New term of yoga classes in the city

The British Wheel of Yoga is the largest yoga membership organisation in the UK. We are committed to promoting a greater understanding of yoga and its safe practice through experience, education, study and training.

The British Wheel of Yoga is the largest yoga membership organisation in the UK. It is committed to promoting a greater understanding of yoga and its safe practice through experience, education, study and training.

On Wednesday, 30 April, the new term began for the beginner and intermediate yoga classes that I run at the City of London Community Education Centre.  I have been teaching in this context since September 2000.  Over the last 5 years, these courses have been managed by Hackney Community College.  If you would like to enhance your health and well-being and live or work close to or in the city, there are still a few places in the classes and you are welcome to join.  if you are interested, call 020 7332 3918 or 020 7608 2753 or email adulteducation@cityoflondon.gov.uk.

These classes are a fantastic opportunity to learn about yoga with an emphasis on bringing mindfulness to the practice to develop awareness, balance, flexibility and strength.  As a British Wheel of Yoga qualified teacher, I have experience and training in adapting the yoga practices to suit a broad range of age and ability.

Experience of the Friday meditation class at the London Buddhist Centre

This is the main shrine room at the London Buddhist Centre.  There is much discussion about the role of 'secular' mindfulness and Buddhism.

This is the main shrine room at the London Buddhist Centre.
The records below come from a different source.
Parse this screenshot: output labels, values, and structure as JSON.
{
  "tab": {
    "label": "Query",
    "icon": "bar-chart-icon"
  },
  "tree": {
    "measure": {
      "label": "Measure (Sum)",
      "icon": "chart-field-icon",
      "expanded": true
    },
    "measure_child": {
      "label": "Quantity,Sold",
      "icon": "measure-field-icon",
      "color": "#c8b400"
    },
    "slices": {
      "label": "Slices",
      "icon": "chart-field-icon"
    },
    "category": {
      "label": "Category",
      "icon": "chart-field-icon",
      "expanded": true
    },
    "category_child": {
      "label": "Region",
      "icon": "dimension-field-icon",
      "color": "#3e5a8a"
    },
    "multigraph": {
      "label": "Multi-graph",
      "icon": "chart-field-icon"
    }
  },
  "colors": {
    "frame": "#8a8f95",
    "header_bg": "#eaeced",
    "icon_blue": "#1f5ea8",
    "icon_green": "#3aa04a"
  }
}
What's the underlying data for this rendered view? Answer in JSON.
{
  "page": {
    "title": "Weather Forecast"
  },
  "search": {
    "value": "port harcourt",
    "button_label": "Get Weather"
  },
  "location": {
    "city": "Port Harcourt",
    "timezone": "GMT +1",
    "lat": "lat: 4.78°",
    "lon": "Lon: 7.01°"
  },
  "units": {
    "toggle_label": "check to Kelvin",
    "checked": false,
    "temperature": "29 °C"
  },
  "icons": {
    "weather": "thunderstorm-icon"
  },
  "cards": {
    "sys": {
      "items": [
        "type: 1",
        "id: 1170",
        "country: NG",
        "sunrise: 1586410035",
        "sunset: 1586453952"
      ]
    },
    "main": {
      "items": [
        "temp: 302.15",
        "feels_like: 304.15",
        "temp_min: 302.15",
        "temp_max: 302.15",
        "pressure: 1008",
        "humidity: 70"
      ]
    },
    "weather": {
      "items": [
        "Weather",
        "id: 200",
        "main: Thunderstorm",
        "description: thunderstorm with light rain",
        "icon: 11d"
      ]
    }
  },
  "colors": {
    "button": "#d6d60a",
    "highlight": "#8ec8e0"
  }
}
There is much discussion about the role of ‘secular’ mindfulness and Buddhism.

Last Friday evening, after a day at work, I popped down to the London Buddhist Centre.  Every Friday evening, from 7pm, there is a class.  It is a time for a meditating in a group with minimal if any instruction.  Essentially the evening involves one practice from 7:30pm to about 9:45pm.  It is divided into three parts: two meditations and a Puja, a ritual to cultivate and express particular qualities, such as devotion, joy and compassion.  Between each part is an optional short break of a few minutes, to stretch the legs.

On arrival, I had noticed the impact of having had a busy ending to a very busy week.  Yet, through the practice, I noticed an overall deepening into ‘being’ and related unfolding ephemeral processes.  It became easier to notice the arising and passing of mental events and beyond this, a contextualising quality of spacious, empty, unbounded, joyous awareness. On the journey home, in my thoughts arose a clear solution to work-related issue that I had been grappling with for months.

Scientists now understand that mirror neurons are essential to learning.

A new type of neuron–called a mirror neuron–could help explain how we learn through mimicry and why we empathize with others.

Consequently, this week I found myself reflecting on various aspects of mindfulness practice, including the benefits of group practice, the impact of the context in which one practices and the intention on brings to practising.  Group practice provides support, encouraging and enhancing a richer, felt sense of being, possibly evoked by the mirror neurons in the brain, stimulated by still presence of others to replicate a deeper stillness within.   Further to this is the meaning that the context brings, a symbolism that resonates throughout the practice itself.  Overall, I concluded that the intention, whether expressed consciously or not, is key to influencing the direction of creative expression and that mindfulness practice is essentially a creative act.